The author is Chair of the International Sustainability Standards Board
Government action is necessary if we are to combat climate change. However, no single jurisdiction can be successful simply by imposing rules on its local market participants. There should be a global outlook, but multilateral policy making is currently low.
To meet challenges of this magnitude, nations must harness what Gelsomina Vigliotti, vice-president of the European Investment Bank, called the “power and ingenuity” of markets.
Markets are self-generating sources of finance that shape business models and transform economies. When used correctly, they can present a massive solution.
Ahead of November’s COP27 climate talks in Egypt, debate is raging over a $100 billion pledge by developed countries to help poor countries transition to a low-carbon economy.
However, Pascal Lamy, former director-general of the World Trade Organization, has argued that the creation of the International Sustainability Standards Board (ISSB) was “a real success”. Capital markets can trade trillions if properly managed and informed.
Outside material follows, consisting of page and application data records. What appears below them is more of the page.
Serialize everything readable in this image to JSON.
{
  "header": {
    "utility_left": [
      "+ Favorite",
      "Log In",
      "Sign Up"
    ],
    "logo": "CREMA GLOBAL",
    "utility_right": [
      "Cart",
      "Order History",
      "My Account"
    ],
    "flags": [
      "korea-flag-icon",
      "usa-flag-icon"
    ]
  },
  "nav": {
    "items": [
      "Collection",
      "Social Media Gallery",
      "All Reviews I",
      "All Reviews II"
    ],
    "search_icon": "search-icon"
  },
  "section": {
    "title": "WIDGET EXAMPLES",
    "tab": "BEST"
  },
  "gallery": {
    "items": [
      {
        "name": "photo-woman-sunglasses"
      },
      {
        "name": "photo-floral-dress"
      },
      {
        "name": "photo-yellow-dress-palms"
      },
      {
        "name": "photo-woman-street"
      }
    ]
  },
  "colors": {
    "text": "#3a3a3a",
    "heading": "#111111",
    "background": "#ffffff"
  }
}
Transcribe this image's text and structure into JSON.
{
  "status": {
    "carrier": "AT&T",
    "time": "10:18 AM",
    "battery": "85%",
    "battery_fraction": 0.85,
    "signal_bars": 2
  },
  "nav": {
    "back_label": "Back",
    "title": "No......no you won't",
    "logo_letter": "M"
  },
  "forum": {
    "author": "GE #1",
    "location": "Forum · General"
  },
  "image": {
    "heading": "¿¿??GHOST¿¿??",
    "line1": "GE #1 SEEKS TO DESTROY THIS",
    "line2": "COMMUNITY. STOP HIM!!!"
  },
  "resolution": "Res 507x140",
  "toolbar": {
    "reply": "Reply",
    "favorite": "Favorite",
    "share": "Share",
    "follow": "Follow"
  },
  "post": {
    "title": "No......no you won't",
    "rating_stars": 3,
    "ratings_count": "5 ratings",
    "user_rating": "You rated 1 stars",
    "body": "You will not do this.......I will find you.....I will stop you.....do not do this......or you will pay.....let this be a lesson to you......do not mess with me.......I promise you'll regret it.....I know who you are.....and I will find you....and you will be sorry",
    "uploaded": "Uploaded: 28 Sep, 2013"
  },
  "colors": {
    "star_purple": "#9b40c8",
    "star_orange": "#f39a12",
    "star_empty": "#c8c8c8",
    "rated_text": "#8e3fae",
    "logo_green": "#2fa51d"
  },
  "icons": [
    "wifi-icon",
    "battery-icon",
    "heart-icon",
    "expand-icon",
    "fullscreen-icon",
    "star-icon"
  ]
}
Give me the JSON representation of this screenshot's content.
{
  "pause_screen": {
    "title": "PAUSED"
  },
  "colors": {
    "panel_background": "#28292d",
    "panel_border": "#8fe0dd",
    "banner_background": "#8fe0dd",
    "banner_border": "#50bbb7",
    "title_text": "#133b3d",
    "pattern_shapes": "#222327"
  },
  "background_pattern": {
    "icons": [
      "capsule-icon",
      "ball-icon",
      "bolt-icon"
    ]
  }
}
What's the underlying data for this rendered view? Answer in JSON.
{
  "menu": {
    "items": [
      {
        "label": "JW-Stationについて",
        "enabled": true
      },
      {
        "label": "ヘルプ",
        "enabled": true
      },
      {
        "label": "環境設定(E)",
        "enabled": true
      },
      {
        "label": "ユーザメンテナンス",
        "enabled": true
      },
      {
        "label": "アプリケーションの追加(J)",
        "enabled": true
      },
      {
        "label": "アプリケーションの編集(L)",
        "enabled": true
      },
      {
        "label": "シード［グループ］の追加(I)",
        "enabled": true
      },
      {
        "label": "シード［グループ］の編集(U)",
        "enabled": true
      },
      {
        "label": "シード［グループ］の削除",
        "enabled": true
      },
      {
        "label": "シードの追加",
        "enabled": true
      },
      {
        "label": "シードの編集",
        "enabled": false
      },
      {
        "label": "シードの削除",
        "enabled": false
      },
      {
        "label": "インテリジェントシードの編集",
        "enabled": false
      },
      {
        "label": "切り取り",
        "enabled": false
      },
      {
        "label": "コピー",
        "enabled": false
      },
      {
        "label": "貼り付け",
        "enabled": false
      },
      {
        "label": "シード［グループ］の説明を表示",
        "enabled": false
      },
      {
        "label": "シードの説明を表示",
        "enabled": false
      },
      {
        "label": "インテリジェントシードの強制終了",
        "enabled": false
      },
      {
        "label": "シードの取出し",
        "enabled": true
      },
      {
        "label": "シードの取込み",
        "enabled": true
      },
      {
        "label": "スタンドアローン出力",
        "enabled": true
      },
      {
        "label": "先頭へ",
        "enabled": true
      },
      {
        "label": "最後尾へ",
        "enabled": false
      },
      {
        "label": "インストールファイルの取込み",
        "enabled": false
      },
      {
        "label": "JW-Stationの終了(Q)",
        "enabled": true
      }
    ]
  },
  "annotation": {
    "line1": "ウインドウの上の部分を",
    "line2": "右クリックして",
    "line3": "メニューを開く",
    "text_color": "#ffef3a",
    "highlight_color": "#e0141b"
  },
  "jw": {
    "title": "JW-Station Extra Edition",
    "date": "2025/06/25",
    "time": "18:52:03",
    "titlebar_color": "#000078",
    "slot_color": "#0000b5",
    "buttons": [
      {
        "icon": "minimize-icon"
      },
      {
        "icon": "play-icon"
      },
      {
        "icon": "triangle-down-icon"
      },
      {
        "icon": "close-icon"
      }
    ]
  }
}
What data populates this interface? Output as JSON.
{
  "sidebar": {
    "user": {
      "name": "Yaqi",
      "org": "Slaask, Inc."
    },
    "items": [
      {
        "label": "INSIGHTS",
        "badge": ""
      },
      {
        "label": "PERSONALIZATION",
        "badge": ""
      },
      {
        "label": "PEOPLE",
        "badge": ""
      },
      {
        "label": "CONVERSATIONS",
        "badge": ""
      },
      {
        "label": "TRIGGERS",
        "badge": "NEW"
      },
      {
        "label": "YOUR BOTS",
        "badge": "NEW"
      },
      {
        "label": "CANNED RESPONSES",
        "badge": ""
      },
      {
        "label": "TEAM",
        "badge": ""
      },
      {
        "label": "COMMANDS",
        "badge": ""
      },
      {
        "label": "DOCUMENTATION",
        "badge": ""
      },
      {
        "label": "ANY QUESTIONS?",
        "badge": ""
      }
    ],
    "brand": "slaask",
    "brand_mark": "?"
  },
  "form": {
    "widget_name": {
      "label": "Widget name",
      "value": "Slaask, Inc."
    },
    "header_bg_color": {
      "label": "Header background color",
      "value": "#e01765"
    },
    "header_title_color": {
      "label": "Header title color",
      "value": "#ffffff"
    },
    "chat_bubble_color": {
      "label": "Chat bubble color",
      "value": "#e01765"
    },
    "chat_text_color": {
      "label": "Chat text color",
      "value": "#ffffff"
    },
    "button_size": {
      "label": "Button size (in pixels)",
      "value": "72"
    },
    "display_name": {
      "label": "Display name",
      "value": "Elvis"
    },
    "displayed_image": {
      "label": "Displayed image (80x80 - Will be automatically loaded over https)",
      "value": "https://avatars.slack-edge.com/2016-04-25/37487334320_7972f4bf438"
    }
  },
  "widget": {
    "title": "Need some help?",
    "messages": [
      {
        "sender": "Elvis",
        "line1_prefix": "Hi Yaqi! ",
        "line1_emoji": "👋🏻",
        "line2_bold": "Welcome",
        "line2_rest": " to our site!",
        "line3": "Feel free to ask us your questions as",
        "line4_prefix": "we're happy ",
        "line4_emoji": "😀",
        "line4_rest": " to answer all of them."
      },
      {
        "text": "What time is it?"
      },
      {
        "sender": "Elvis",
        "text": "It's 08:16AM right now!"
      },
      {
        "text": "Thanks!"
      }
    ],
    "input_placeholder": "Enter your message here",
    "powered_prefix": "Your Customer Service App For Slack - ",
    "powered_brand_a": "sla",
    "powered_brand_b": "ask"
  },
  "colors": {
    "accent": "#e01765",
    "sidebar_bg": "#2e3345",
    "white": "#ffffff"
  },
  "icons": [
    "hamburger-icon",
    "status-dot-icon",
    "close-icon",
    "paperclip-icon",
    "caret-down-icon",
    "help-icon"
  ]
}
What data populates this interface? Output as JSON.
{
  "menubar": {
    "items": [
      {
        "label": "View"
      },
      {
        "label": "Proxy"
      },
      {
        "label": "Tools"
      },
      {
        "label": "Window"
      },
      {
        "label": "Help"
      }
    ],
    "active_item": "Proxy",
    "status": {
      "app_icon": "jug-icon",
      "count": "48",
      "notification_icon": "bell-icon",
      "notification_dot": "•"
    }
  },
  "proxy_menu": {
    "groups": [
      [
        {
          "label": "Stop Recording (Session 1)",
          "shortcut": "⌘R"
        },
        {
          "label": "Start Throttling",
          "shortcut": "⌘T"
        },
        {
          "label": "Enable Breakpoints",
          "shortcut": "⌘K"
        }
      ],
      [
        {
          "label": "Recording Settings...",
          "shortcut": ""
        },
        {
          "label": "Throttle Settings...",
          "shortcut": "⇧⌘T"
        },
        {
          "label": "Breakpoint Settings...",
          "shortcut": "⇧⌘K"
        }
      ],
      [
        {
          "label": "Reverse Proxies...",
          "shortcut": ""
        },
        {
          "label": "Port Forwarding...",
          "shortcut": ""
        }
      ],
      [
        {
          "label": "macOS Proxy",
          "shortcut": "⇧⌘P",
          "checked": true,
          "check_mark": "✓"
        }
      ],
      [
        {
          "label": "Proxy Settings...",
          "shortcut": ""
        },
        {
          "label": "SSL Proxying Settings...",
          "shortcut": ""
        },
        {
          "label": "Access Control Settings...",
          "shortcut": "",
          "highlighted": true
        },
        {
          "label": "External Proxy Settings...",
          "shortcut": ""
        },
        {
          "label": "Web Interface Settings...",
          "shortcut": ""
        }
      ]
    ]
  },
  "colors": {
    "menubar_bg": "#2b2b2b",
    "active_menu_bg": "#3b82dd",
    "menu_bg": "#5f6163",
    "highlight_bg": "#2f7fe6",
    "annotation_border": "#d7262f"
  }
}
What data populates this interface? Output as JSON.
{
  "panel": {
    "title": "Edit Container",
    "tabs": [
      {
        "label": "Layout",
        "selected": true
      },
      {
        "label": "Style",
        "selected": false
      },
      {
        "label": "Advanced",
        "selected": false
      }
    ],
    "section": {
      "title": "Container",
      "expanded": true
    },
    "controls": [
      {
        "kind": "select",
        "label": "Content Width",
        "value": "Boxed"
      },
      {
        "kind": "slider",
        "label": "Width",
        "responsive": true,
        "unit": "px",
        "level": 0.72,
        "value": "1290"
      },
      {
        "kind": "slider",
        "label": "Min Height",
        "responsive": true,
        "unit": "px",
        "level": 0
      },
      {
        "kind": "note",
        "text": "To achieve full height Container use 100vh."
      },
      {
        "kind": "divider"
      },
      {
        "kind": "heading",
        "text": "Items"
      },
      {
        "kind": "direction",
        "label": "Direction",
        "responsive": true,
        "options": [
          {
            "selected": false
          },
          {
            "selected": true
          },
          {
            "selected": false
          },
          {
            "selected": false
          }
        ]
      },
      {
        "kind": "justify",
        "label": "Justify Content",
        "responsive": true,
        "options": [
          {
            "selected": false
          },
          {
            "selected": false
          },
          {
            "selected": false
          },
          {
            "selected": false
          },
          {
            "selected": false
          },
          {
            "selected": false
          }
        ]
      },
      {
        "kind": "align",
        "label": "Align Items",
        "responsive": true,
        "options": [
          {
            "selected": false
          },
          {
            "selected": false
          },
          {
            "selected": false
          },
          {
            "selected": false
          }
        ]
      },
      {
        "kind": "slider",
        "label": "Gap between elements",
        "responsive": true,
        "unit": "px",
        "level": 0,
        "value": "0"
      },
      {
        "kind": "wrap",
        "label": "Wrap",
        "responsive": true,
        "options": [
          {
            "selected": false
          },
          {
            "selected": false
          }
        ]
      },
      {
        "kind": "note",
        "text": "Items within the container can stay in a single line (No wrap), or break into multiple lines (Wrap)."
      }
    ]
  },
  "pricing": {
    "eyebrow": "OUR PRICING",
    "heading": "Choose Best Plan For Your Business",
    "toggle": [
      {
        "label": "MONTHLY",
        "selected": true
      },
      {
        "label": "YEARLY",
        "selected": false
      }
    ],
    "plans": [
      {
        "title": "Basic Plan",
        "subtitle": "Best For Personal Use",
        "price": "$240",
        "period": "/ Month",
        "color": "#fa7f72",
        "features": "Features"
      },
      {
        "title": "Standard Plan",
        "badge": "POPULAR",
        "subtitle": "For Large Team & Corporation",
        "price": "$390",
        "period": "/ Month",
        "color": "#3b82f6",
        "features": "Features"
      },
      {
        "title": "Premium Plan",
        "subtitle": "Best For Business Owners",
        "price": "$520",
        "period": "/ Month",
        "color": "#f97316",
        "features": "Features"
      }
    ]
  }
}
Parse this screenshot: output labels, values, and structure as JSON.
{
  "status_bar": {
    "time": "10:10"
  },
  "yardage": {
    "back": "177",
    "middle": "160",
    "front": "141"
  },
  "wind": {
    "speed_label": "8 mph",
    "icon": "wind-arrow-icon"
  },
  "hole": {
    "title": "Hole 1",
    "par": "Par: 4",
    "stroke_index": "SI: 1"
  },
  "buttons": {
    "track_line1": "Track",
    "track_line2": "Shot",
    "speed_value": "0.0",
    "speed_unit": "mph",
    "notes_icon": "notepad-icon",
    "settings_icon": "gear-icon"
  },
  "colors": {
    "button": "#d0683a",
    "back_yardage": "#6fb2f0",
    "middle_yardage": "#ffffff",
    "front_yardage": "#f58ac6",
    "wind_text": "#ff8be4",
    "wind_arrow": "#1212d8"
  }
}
But they can only play this important role if they work with high-quality, comparable and consistent information on which investment decisions can be relied.
The ISSB, supported by G20 leaders and other international institutions, is responsible for providing language and developing standards that create a broad global basis for sustainability disclosure for capital markets.
The ISSB has also created forums to offer multilateral solutions – such as a judicial working group bringing together China, the European Union, Japan, the UK and the US – and a specific bilateral dialogue, including the EU. The need for an international orientation is clear.
A recent EU directive states that the bloc’s standards “contribute to the process of convergence of sustainability reporting standards worldwide” and should be integrated into the ISSB global baseline when consistent with EU objectives. .
The goals of the European Green Deal would not be achieved without the use of global capital markets and this requires interoperability between the two approaches.
In contrast, the EU can make a major contribution to the work of the ISSB.
Different approaches to “materiality” – i.e. what should be disclosed – are currently being discussed in the market.
This concept, as used in accounting regulations and capital markets language, should not be ignored. The standards proposed by the ISSB require a company to explicitly disclose information that provides investors with a solid basis for considering consistency issues in their investment and voting decisions.
This information is aligned with the established definition of materiality in accounting standards to ensure completeness and clarity. The definition requires companies to disclose any information that could reasonably be expected to influence an investment decision when it is missing, inaccurate or unclear. Their application requires judgment and regular analysis.
The material that is considered in the area of sustainability is constantly evolving. The term ‘dynamic materiality’ is a recognition that capital markets, policy makers and academic researchers are making rapid progress in assessing the importance of sustainability.
For example, in the standard accounting model, we do not fully consider that enterprise value, a measure of a company’s overall worth, is a function of capital demand and supply, not unlike what investors prefer. The multidimensional nature of sustainability can shed a different light on the nature of these decisions.
This growth is an essential part of our work, because what is important for investors is dynamic and variable. The ISSB’s consultation phase on the first two proposed sustainability disclosure standards has just ended.
The rich feedback we have already received will enable us to create a set of standards that will enable capital markets to become a true ally in the global effort towards sustainable climate change.